So it’s not “historical” any longer. But I spent a decade researching for this book since I didn’t actually grow up in Louisiana and I’m not a native Cajun girl (although I’m an adopted one now!) I wanted their lifestyle, relationships, food, dialogue, and family life to be accurate. Cajun Book reviewers tell me I nailed it. Sweet words to a writer! I had a librarian tell me that I painted the relationship between Livie and her daddy perfectly - that girls and their daddy’s in the South have very special relationships. I never found that “fact” in any of my research, but I spent so much time in Louisiana and read so widely that I *got* that important emotional relationship by pure osmosis.

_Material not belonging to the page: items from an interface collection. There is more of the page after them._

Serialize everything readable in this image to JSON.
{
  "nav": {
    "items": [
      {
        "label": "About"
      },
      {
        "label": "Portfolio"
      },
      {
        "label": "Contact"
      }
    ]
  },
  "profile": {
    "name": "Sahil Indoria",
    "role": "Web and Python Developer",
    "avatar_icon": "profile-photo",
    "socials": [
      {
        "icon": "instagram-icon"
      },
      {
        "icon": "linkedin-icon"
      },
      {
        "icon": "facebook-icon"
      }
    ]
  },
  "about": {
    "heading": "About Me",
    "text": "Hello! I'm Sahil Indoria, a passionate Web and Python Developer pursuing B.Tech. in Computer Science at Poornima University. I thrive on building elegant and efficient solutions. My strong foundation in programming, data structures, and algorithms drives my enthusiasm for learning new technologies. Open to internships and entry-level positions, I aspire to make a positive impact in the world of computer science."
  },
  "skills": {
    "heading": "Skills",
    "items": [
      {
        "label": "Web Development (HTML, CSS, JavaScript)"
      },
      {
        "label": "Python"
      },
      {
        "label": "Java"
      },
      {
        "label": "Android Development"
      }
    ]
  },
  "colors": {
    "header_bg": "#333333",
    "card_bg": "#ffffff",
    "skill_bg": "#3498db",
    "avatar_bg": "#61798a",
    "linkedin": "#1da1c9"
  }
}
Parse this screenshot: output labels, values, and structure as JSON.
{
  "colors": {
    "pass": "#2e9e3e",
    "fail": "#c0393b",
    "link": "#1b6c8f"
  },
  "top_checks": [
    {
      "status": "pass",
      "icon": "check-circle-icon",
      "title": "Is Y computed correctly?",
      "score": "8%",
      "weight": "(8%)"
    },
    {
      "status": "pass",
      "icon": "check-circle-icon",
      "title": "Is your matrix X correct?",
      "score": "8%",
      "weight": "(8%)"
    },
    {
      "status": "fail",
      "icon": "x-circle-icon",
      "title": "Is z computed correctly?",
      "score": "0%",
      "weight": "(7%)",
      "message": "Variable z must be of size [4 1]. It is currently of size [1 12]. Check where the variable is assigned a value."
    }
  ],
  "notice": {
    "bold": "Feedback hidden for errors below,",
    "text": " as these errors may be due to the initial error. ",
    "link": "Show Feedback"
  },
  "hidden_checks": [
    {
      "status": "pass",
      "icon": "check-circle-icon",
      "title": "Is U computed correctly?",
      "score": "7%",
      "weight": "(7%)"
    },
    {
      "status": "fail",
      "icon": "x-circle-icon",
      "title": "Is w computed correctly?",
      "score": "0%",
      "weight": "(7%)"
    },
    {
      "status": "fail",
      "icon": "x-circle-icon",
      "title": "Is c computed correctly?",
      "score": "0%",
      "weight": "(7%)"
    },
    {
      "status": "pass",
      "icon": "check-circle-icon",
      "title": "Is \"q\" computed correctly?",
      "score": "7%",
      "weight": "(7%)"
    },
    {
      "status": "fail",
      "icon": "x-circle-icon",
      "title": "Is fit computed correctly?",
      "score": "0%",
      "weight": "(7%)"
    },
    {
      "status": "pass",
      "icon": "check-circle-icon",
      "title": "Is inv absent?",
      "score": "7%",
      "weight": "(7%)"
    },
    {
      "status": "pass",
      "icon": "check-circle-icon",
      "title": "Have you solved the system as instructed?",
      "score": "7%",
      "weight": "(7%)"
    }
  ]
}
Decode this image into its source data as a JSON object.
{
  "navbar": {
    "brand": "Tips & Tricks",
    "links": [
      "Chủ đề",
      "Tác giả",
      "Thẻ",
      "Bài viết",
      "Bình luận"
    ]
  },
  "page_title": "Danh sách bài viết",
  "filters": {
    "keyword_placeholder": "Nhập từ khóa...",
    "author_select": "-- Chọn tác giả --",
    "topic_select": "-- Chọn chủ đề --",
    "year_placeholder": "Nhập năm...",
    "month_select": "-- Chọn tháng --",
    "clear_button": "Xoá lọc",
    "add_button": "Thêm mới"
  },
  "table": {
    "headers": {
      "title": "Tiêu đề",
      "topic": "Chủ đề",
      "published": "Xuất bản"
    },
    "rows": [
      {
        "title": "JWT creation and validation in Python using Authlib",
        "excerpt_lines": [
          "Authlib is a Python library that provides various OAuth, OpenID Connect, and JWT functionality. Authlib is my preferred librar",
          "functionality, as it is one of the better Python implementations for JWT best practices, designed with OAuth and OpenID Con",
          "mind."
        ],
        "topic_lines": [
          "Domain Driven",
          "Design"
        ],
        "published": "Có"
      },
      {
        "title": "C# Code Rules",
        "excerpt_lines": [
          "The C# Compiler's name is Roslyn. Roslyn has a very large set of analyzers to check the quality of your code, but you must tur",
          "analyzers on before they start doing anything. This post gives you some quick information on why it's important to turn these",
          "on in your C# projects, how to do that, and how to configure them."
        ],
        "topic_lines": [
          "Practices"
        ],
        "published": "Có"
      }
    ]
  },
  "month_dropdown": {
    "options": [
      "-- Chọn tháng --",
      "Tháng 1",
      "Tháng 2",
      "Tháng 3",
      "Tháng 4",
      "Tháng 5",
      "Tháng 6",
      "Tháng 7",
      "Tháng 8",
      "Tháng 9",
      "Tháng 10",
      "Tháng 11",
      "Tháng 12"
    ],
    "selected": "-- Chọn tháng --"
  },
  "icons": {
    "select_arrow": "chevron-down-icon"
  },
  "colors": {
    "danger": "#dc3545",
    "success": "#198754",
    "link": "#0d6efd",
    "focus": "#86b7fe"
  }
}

My upcoming novel, Secret Rites of the Goddess (Scholastic, 2012), is an edgy YA historical about the roots of belly dance and the sexual rites performed in the goddess temples about 1750 BC. I’d already been taking belly dance classes so that came in real handy. I found architectural descriptions of the ruins of Ashtoreth goddess temples that I incorporated into my story. I read dozens of books about the Bedouin culture written by Bedouins. They drink camel’s milk and baby camels often do sleep inside the tents! I used that knowledge to place my heroine’s personal camel inside her tent during a particularly grim and emotionally raw scene.

Murdering the Dead, one of my WIPs, is a thriller about the mysterious death of King Tut as told through the eyes of the Mummy Priest who embalmed him. I pored over books about King Tut’s actual clothing, jewelry, swords, etc that were found on him. During the Pharaoh’s embalming and funeral in my story, those details are completely accurate to Tut’s mummy; including how many silk shrouds he was wrapped in—seven.

My Work-In-Progress, a YA gothic paranormal called Essence is a challenge blending paranormal creatures and Super Powers into a novel set in 1878 in a castle in Scotland and a Southern Plantation in the South. 

Trust your kid readers to get engrossed and fascinated by the *history* in Middle-Grade and Young Adult literature – and have a blast reading and discussing together and discovering all those juicy *real* tidbits hidden within the pages.

Kimberly Griffiths Little
Website: (Book Trailer, Teacher's Guide and Mother/Daughter Book Club Guide)

1 comment:

Debbie Reese said...

Good morning,

I came here via Cynsations.

I've got a tip to add to yours...

If your novel has anything to do with American Indians, make sure your research includes study of Native-authored materials. There are several journals in American Indian Studies that you can use. I link to them at my site, American Indians in Children's Literature. To find them scroll down on the left side to "Native Professional Associations and Journals." On the top right I've got a section called "EVALUATE FROM AN INFORMED PERSPECTIVE" that will help you discern bias in the materials you're using for your research.